The First Fifty Years
It was football that started it all in 1952. Equipment and a microphone were rented from Rediffusion along with the services of an engineer - the costs were defrayed from a sum of money raised each year by Leslie Sullivan, in order to relay a commentary of the Saints home game around the wards of the Royal South Hants Hospital, the General and the Old Eye Hospital, using the Rediffusion wired network system. We have covered every home match since 1952 but for the first 11 years football commentaries were the only form of broadcasting.

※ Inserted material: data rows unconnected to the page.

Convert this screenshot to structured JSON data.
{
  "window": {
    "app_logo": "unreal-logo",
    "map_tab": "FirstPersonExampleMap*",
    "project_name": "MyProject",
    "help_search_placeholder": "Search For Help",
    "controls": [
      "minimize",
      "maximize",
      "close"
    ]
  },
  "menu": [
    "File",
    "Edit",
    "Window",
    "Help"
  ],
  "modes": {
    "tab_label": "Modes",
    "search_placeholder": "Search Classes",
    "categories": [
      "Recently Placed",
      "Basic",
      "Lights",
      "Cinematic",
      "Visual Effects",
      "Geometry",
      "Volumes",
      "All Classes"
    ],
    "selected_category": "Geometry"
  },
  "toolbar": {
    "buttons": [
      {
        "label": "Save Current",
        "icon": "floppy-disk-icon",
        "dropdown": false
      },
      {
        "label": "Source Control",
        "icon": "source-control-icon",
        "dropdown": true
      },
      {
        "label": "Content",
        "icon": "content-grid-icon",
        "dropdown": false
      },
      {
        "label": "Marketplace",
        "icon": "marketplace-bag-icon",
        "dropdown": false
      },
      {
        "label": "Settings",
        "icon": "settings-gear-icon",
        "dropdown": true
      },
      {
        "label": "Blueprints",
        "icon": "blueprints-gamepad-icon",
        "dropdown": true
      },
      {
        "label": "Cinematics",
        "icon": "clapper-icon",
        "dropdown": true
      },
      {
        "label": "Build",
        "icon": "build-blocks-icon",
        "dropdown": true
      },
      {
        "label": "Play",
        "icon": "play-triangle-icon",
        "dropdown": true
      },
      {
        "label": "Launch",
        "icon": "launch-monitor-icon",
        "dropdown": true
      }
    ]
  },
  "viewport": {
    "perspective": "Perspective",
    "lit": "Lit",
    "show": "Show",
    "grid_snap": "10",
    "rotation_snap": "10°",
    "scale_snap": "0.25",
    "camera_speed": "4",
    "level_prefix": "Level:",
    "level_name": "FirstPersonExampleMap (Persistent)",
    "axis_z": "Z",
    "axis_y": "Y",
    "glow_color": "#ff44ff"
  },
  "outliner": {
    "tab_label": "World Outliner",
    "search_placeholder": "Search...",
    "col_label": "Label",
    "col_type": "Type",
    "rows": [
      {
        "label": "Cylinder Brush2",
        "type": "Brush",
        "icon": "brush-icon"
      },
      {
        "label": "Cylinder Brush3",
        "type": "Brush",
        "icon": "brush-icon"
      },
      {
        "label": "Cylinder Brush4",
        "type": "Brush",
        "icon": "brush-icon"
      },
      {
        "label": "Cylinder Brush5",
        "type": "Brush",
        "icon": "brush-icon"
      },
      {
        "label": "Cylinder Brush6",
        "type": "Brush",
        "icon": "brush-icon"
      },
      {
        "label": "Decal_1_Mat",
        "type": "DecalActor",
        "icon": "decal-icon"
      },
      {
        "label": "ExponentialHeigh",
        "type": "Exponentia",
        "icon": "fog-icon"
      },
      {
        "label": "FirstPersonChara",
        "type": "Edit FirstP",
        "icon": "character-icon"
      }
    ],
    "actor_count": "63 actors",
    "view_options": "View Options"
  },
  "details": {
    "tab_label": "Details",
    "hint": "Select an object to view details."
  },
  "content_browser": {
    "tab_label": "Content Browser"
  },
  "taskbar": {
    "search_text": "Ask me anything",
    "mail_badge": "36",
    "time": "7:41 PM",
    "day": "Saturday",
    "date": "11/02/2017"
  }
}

Programmes were recorded until 2nd January 1966 with the first live transmissions from a damp smelly former wine cellar under the Toc H building at the top of The Avenue, Southampton. A complete programme service came out of there, including newscasts, childrens programmes, outside broadcast coverage of the Carnival, and the Southampton Three Day Show on The Common, as well as live coverage of shows held at the Top Rank Suite. The regular request programmes flourished and a record library of 78s and 45s started. In August 1971, we moved above ground, having raised £9,000, representing the cost of a single storey, two studio building which was erected in the cabbage patch alongside the Toc H Mark V Youth Hostel.
In 1978 however, the developers moved us along and a new studio had to be found. The Western Hospital site was slowly being run down and we were granted a 21 year lease on a piece of land within the 20 acre grounds, next door to the Old Chest Hospital in Millbrook. More serious fundraising was again required and it cost £50,000 to build the studio complex, this time in brick with a tiled roof. Programmes started from these new studios in 1980 and were formally opened by Lord and Lady Romsey on 11th December, 1981.
Just ten years later, Tesco came along and wanted our piece of land to use as the entranceway, off Tebourba Way, for their new superstore. This led to them building and fitting out our magnificent new Studio Centre, We now have a new lease on our piece of land from the Hospital Authority and we started broadcasting from these new studios on 12th December 1993. The new Studio has five rooms with three sound desks, a record library, office, conference room, kitchen, engineers' workshops and a first floor which is used as storage space. We have over 100 volunteer members, with annual running costs in excess of £17,000 and we broadcast our own radio programmes 24 hours a day to the four hospitals.
Our last show at this site was on the 13th November 2015, before we moved seamlessly to our new home at Normand House, Tremona Road and without a break in transmission started our next chapter.
The First Fifty Years Book
Chairman Roy Stubbs has been a member for over 20 years and kept the chairman's seat warm for the past 12, so was in a good position to gather together the historical details of the charity. After selling his business and taking early retirement, Roy was able to spend a few months collecting and sorting memorabilia and held long talks with some 'old timers'. The result is an entertaining book celebrating 50 years' history. The radio station started in 1952 with football commentaries and in the swinging sixties developed with musical request shows, broadcasting to ten locations around Southampton. Their first studio was set up in the converted basement of the local Toc H building. They moved above ground into their first purpose built studio in 1970 but were moved by developers, constructing their third studio in the grounds of the Chest (Western)Hospital. This went on air in 1980. In the early nineties, Tesco bought the Chest Hospital site and, following negotiations, knocked down the oldstudio, and paid for a new building, complete with new desks and wiring.
This went on air in 1993. (The book contains chapters devoted to each of the four studio locations and the trials and tribulations associated with each - fundraising always being the major problem).
Since 1997, Southampton have been operating a 24 hour radio service and, with the introduction of Patientline in 1998, they became confident their service was received at the patient's bedside.
Outside broadcasts, using ISDN digital connections, are in place for football and cricket commentaries and there are complete chapters on the history of these sporting activities over the years. There are pictures relating to 'Fun and Romance', with a complete chapter on this subject! Winchester Hospital Radio was originally a part of their network until 1984 when they started their own local service; There is a chapter called 'The Blind Connection' relating to the activities devoted to assisting the visually impaired in the community. Chapter 18 tells of the early years of NAHBO ... Southampton were one of the inaugural stations when the National Hospital Broadcasting Organisation was formed in 1970. Every one of the 22 chapters details a different subject in depth - at the end of each there is a pictorial selection with over 100 pictures.
The book is available from the studios, as well as Waterstones bookstores (High Street and West Quay Branches), price £10.95.